Quick check-in with the NaNoWriMo-ers. Continuing to plug away? There’s still time to hunker down and create your masterpiece, you just have to want it bad enough to set aside the time to “just do it” (and besides, wasn’t that what nights were invented for?)

1

Zelda as a hen (Version 1.0)

I have been pecking away at my project and currently have around 23,000 words, but not to worry. I’ve been known to add up to 10,000 at one (crazy) sitting. And, I’m the type of person who thrives on a deadline – so it’s all good.

But today I want to talk to the article writers out there. You know the ones who write for magazines, newspapers, and even blogs (or those that hope to someday.)

As many of you know, I have a flock of chickens and I write about my chickens for several publications and on my blog.

We recently (over the last year) had a situation in our flock where a grey hen turned into a golden brown and grey rooster (she didn’t exactly turn into a male but she did start showing classic male features.) This is not *that* unusual among chickens – you talk to any old-time farmer and they can usually come up with a story of a hen turning into a rooster. It could happen as the result of injury, illness, or even hen-o-pause. Whatever – we had a transgender chicken in our flock, we still loved her.

But then slowly over the last summer and then sometime in the last 3 months, our chicken changed again. This time she changed from being a multicolored rooster into a white hen.

I know crazy, right?

I put the information up on my blog, Twitter, Facebook,and even on Reddit.

And then I saw my blog numbers go up, they went way up – almost 5 times the traffic I normally got. It turns out that NO ONE had ever seen this in a chicken. Hmmm, said the writer and storyteller in me, this is a story that is not only drawing attention but is creating conversation.

I am not telling you this to teach you about chickens (although, if you have a free moment, I’ll gladly talk your ear off about our flock) I’m telling you this because as a writer, you always have to have your finger on the pulse of your readers.

The pulse was pounding on this one. If a story on my blog was creating that much buzz, then it is a story worthy of a publication (magazine.) Yesterday I started pitching magazine editors on this story. Depending on the angle, I can probably get this story into a few different publications.

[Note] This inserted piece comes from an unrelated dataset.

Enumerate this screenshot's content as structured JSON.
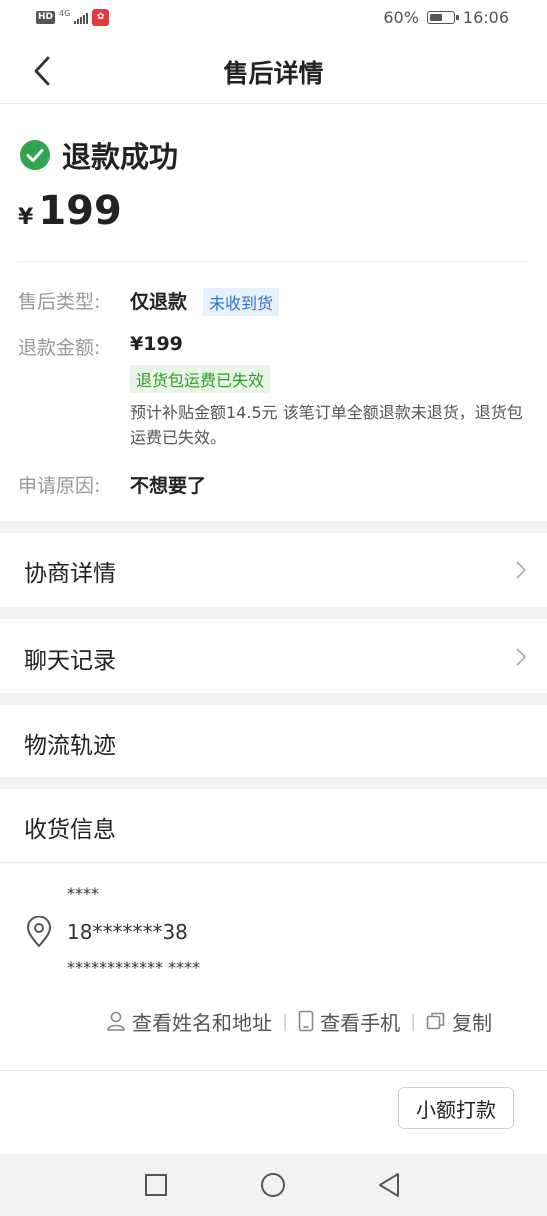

I can use a New Hampshire/local angle, a “WTF” angle, a chicken angle, and I could even turn it into a lesson about accepting things (people) for who they are.

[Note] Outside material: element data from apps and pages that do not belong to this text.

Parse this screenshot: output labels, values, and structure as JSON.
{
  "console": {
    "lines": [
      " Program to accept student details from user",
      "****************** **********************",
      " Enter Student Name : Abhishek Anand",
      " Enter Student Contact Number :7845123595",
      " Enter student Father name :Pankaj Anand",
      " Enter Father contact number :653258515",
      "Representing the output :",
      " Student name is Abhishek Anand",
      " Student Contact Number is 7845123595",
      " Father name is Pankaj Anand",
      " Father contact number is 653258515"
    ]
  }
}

As a writer, that makes me happy.

Moral of this story:

Pay attention to your audience’s response to your work and in particular watch the statistics. When you see increased activity, pounce on it. Ride that tide, turn the story on its head to figure out different angles, and then get those article pitches out.

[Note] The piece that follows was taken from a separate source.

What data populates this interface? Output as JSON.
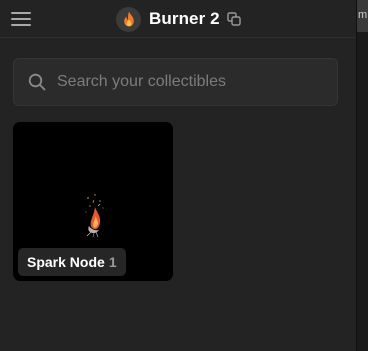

It’s what writers do.

Update: Just heard back from a magazine editor and an article on this story has been placed in a poultry magazine.

***

Wendy Thomas is an award winning journalist, columnist, and blogger who believes that taking challenges in life will always lead to goodness. She is the mother of 6 funny and creative kids and it is her goal to teach them through stories and lessons.

Wendy’s current project involves writing about her family’s experiences with chickens (yes, chickens). (www.simplethrift.wordpress.com) She writes about her chickens for GRIT, Backyard Poultry, Chicken Community, and Mother Earth News.

13 thoughts on “Riding the tide of a great story

  1. There are lots of information here to digest for me in one setting (old brain gets crowded more easily lately) I am particularly interested with transgender chickens and how to spot them 🙂 I have no idea that chickens go through similar phases as humans including changing colours , coming out of the closet and all. Highly interesting…

Leave a Reply

Fill in your details below or click an icon to log in:

WordPress.com Logo

You are commenting using your WordPress.com account. Log Out / Change )

Twitter picture

You are commenting using your Twitter account. Log Out / Change )

Facebook photo

You are commenting using your Facebook account. Log Out / Change )

Google+ photo

You are commenting using your Google+ account. Log Out / Change )

Connecting to %s